Govt reveals petroleum exploration plans
The Government has unveiled its latest petroleum exploration programme. But it faces opposition from environmental groups and is offering the exploration permits at a time when the oil industry is grappling with plunging prices.
Energy Minister Simon Bridges launched the tender for exploration permits at the annual New Zealand Petroleum Conference in Auckland.
The 2016 Block Offer includes four offshore release areas, in the Reinga-Northland Basin, Taranaki Basin, Pegasus and East Coast Basins, and Great South-Canterbury Basin. There is one onshore release area in Taranaki.
The tender will close in September, with the outcome likely be announced in December.
The Chief Executive of the Petroleum Exploration and Production Association says the sector delivers a couple of billion dollars a year to the economy.
Cameron Madgwick told Paul Henry: "For the foreseeable future oil and gas will form a part of our energy mix and so we just need to accept that is the reality and we will need to keep looking for oil and gas."
Several dozen protestors have gathered outside SkyCity Convention centre, where the conference is taking place.

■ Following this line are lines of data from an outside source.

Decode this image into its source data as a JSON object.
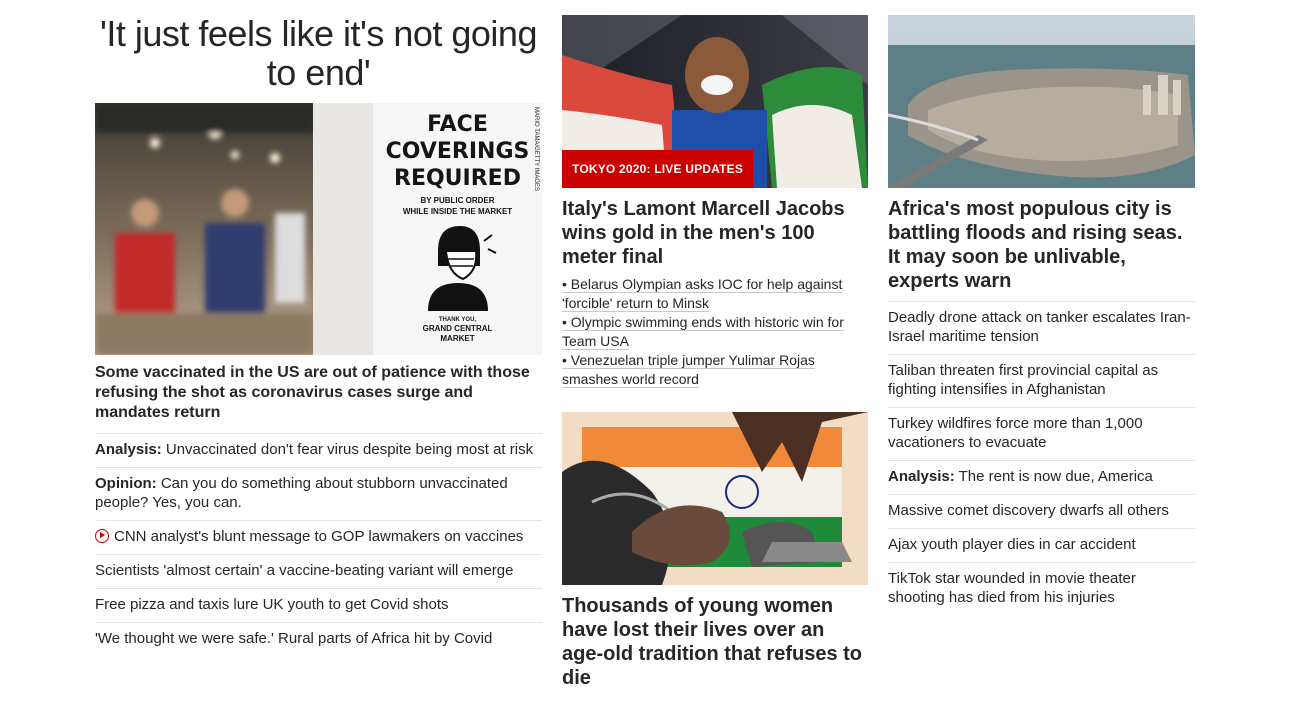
{
  "col1": {
    "headline": "'It just feels like it's not going to end'",
    "image_sign": {
      "line1": "FACE",
      "line2": "COVERINGS",
      "line3": "REQUIRED",
      "line4": "BY PUBLIC ORDER",
      "line5": "WHILE INSIDE THE MARKET",
      "thanks": "THANK YOU,",
      "market1": "GRAND CENTRAL",
      "market2": "MARKET",
      "credit": "MARIO TAMA/GETTY IMAGES"
    },
    "caption": "Some vaccinated in the US are out of patience with those refusing the shot as coronavirus cases surge and mandates return",
    "items": [
      {
        "kicker": "Analysis:",
        "text": "Unvaccinated don't fear virus despite being most at risk"
      },
      {
        "kicker": "Opinion:",
        "text": "Can you do something about stubborn unvaccinated people? Yes, you can."
      },
      {
        "kicker": "",
        "text": "CNN analyst's blunt message to GOP lawmakers on vaccines",
        "video": true
      },
      {
        "kicker": "",
        "text": "Scientists 'almost certain' a vaccine-beating variant will emerge"
      },
      {
        "kicker": "",
        "text": "Free pizza and taxis lure UK youth to get Covid shots"
      },
      {
        "kicker": "",
        "text": "'We thought we were safe.' Rural parts of Africa hit by Covid"
      }
    ]
  },
  "col2": {
    "badge": "TOKYO 2020: LIVE UPDATES",
    "title": "Italy's Lamont Marcell Jacobs wins gold in the men's 100 meter final",
    "bullets": [
      "• Belarus Olympian asks IOC for help against 'forcible' return to Minsk",
      "• Olympic swimming ends with historic win for Team USA",
      "• Venezuelan triple jumper Yulimar Rojas smashes world record"
    ],
    "second_title": "Thousands of young women have lost their lives over an age-old tradition that refuses to die"
  },
  "col3": {
    "title": "Africa's most populous city is battling floods and rising seas. It may soon be unlivable, experts warn",
    "items": [
      {
        "kicker": "",
        "text": "Deadly drone attack on tanker escalates Iran-Israel maritime tension"
      },
      {
        "kicker": "",
        "text": "Taliban threaten first provincial capital as fighting intensifies in Afghanistan"
      },
      {
        "kicker": "",
        "text": "Turkey wildfires force more than 1,000 vacationers to evacuate"
      },
      {
        "kicker": "Analysis:",
        "text": "The rent is now due, America"
      },
      {
        "kicker": "",
        "text": "Massive comet discovery dwarfs all others"
      },
      {
        "kicker": "",
        "text": "Ajax youth player dies in car accident"
      },
      {
        "kicker": "",
        "text": "TikTok star wounded in movie theater shooting has died from his injuries"
      }
    ]
  },
  "colors": {
    "accent_red": "#cc0000",
    "text": "#262626",
    "divider": "#e6e6e6"
  }
}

Mr Madgwick says he respects the protesters' right to protest and invited them to meet with delegates from the conference, rather than just protesting outside.
The conference is being held at a time when global oil prices are the lowest they have been in a decade. Crude oil prices fell to as low as US$27 a barrel in early February, but have recovered to US$39.44 on the New York market.
That is well below the monthly peak of US$110 reached in 2012, or the US$133 reached in June 2008.
Mr Madgwick says: "We would much prefer a higher oil price. The industry is still making a difference and still going about its activities at that level. Of course it is constrained, you have to act in a fiscally responsible manner, but we will see the price turn again at some point. It is a commodity, they go through these cycles."
The other challenge for the New Zealand industry is that outside of Taranaki there has been a relatively successful rate for exploration companies.
Mr Madgwick says: "Every time somebody goes through an exploration exercise they gather more data, whether that is through a survey or by drilling a hole. It is only when you have a complete picture of that data that you will have the ultimate success. So even though there have been non-commercial finds, that just builds the data set. Over time there will be a discovery and New Zealand will be pretty well positioned."
The Green Party says the Government should be giving tech companies more support.
Its energy and resources spokesman Gareth Hughes says: "We should be developing our clean technology expertise and exporting it to the world, not subsidising foreign companies to bring last century's technology here and drill for polluting fossil fuels."
The Government says finding gas can be a good thing if it displaces coal.